The day is over but not the thanks. Fortunate enough to be a guest at the table of best friends and that precious circle of extended family, I brought my assigned contribution, took up my position at the counter, kibitzing with the turkey carver and sampling whatever tidbits he dropped in front of me. It’s a ritual perfectly suited to me.
Everyone had taken up their positions and the meal came together ready to be plated and carried to the table. We’ve perfected this orchestration across many years. The decibels of chatter reduced as mouths were filled with all the components that comprised the feast for this annual special day.

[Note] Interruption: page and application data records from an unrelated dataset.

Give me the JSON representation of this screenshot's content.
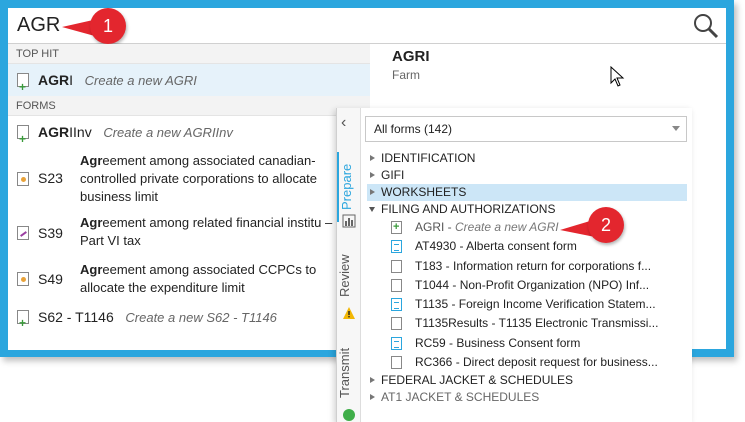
{
  "search": {
    "value": "AGR"
  },
  "callouts": [
    "1",
    "2"
  ],
  "left": {
    "top_hit_header": "TOP HIT",
    "top_hit": {
      "code_bold": "AGR",
      "code_rest": "I",
      "hint": "Create a new AGRI"
    },
    "forms_header": "FORMS",
    "forms": [
      {
        "code_bold": "AGR",
        "code_rest": "IInv",
        "hint": "Create a new AGRIInv"
      },
      {
        "code": "S23",
        "desc_bold": "Agr",
        "desc_rest": "eement among associated canadian-controlled private corporations to allocate business limit"
      },
      {
        "code": "S39",
        "desc_bold": "Agr",
        "desc_rest": "eement among related financial institu – Part VI tax"
      },
      {
        "code": "S49",
        "desc_bold": "Agr",
        "desc_rest": "eement among associated CCPCs to allocate the expenditure limit"
      },
      {
        "code": "S62 - T1146",
        "hint": "Create a new S62 - T1146"
      }
    ]
  },
  "detail": {
    "title": "AGRI",
    "subtitle": "Farm"
  },
  "panel": {
    "tabs": [
      "Prepare",
      "Review",
      "Transmit"
    ],
    "filter": "All forms (142)",
    "tree": [
      {
        "label": "IDENTIFICATION",
        "expanded": false
      },
      {
        "label": "GIFI",
        "expanded": false
      },
      {
        "label": "WORKSHEETS",
        "expanded": false,
        "selected": true
      },
      {
        "label": "FILING AND AUTHORIZATIONS",
        "expanded": true
      }
    ],
    "children": [
      {
        "code": "AGRI - ",
        "hint": "Create a new AGRI",
        "icon": "plus"
      },
      {
        "text": "AT4930 - Alberta consent form",
        "icon": "lines"
      },
      {
        "text": "T183 - Information return for corporations f...",
        "icon": "blank"
      },
      {
        "text": "T1044 - Non-Profit Organization (NPO) Inf...",
        "icon": "blank"
      },
      {
        "text": "T1135 - Foreign Income Verification Statem...",
        "icon": "lines"
      },
      {
        "text": "T1135Results - T1135 Electronic Transmissi...",
        "icon": "blank"
      },
      {
        "text": "RC59 - Business Consent form",
        "icon": "lines"
      },
      {
        "text": "RC366 - Direct deposit request for business...",
        "icon": "blank"
      }
    ],
    "tree_after": [
      {
        "label": "FEDERAL JACKET & SCHEDULES"
      },
      {
        "label": "AT1 JACKET & SCHEDULES"
      }
    ]
  },
  "colors": {
    "accent": "#2ba6de",
    "callout": "#e3262e",
    "selection": "#cce6f7"
  }
}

I had plenty of time to consider that my brother spent his day alone with the Thanksgiving dinner he prepared himself for himself. He never roasted a turkey and all its fixings before. He was content. Had I known earlier that he’d be by himself, I might have changed my plans and trekked the 10 hours to his house in the little town of Mehoopany. You can get through the town before you finish saying its name. He sent me a photo of his full plate. Looked pretty good. I called him later and he told me all about it. I wasn’t worried; he’s a very good cook.
At my own location we pulled out talents for the cleanup and then spent considerable time catching up with each other. My goddaughter is pregnant with twins, and doing well. We considered that next year’s Thanksgiving we’ll be multiplied by two more, and will spend much time keeping busy rescuing the Christmas tree from seven month old babies creeping toward the lights. There will be easily a dozen grownups available to monitor them. Kiss and cuddle them. Rock them. Sing to them. Snuggle. I know the time will fly and it will be this time next year, but still it is hard to wait. Good grief. I’ve hardly digested my enormous meal, and thinking about the next time we’re all together for Thanksgiving.
Before I am ready, Christmas will be here, but before it arrives I’ll have some time with my beloved daughter, who will trip out here from Philadelphia to spend a few days with Mama. We’ll just hang out and enjoy each other and hope snow holds off until she gets back home.
For now, I’m just chilling and planning to send out more queries after the new year, since literary agents are minimally accessible across the holiday season. I must remind myself these are just people like everyone else, put their pants on one leg at a time, have families, celebrate holidays and push back from their desks, cook dinner for family and friends and put off decisions.
It’s lunch time. Best get to it. Did my lit work for the day, organizing the first and second steps to build the lyrical essay. Building the blocks that will eventually tell me what my heart wrote.